== Your task ==
Show all the lines in the data below that include the word "title".

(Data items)
+===+
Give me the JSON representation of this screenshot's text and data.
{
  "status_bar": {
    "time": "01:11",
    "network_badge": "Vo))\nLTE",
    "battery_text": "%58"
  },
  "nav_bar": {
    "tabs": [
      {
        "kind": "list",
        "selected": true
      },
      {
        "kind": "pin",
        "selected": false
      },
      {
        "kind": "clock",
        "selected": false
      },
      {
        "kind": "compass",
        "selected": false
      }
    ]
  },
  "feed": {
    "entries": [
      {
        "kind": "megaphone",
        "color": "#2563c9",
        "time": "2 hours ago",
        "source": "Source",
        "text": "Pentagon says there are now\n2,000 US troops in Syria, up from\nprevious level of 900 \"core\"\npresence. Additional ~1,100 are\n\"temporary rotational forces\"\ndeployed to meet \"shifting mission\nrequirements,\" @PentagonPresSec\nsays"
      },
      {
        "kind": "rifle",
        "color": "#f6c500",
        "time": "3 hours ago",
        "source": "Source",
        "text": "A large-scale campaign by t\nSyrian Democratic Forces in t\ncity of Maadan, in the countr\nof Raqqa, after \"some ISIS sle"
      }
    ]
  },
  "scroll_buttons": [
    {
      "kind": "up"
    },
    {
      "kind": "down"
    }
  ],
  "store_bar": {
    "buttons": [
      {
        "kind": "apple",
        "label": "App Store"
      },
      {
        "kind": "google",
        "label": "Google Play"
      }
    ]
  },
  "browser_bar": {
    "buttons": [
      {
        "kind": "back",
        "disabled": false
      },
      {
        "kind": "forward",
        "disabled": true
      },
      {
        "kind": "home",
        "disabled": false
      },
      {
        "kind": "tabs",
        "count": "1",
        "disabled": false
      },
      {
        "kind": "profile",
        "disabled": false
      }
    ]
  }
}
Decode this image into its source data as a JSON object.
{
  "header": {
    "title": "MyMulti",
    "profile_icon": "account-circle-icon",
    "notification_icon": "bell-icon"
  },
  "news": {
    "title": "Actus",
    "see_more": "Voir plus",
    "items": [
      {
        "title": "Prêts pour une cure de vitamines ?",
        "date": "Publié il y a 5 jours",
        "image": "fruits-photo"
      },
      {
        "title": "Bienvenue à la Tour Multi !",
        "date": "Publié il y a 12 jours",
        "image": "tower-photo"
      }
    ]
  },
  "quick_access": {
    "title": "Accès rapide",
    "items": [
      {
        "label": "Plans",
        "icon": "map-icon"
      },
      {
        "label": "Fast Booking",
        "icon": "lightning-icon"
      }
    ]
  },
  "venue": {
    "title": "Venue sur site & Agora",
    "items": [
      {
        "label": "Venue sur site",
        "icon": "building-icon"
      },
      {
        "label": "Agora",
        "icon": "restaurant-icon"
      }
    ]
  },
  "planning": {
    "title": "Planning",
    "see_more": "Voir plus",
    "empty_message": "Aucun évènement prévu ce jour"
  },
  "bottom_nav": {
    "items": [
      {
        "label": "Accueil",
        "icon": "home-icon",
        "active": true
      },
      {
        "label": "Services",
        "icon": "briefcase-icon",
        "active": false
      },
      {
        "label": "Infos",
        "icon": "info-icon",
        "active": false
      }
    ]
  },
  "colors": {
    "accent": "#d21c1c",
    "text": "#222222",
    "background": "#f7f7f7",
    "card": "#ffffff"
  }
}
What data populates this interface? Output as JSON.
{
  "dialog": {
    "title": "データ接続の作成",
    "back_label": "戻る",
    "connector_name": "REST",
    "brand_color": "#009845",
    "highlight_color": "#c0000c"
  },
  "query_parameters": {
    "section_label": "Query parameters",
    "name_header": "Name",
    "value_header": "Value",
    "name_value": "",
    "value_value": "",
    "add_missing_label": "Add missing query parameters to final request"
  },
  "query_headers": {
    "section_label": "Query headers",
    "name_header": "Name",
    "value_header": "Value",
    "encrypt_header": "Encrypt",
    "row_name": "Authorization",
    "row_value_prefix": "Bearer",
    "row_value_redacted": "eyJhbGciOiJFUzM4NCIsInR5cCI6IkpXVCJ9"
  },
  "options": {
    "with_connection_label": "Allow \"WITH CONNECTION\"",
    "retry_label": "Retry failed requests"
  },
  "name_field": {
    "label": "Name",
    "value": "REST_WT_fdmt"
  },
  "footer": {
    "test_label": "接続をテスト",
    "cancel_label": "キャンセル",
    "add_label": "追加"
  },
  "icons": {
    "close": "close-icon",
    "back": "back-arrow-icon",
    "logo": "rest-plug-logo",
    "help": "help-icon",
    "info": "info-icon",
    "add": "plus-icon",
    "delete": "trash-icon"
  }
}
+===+
== Solution ==
    "title": "MyMulti",
    "title": "Actus",
        "title": "Prêts pour une cure de vitamines ?",
        "title": "Bienvenue à la Tour Multi !",
    "title": "Accès rapide",
    "title": "Venue sur site & Agora",
    "title": "Planning",
    "title": "データ接続の作成",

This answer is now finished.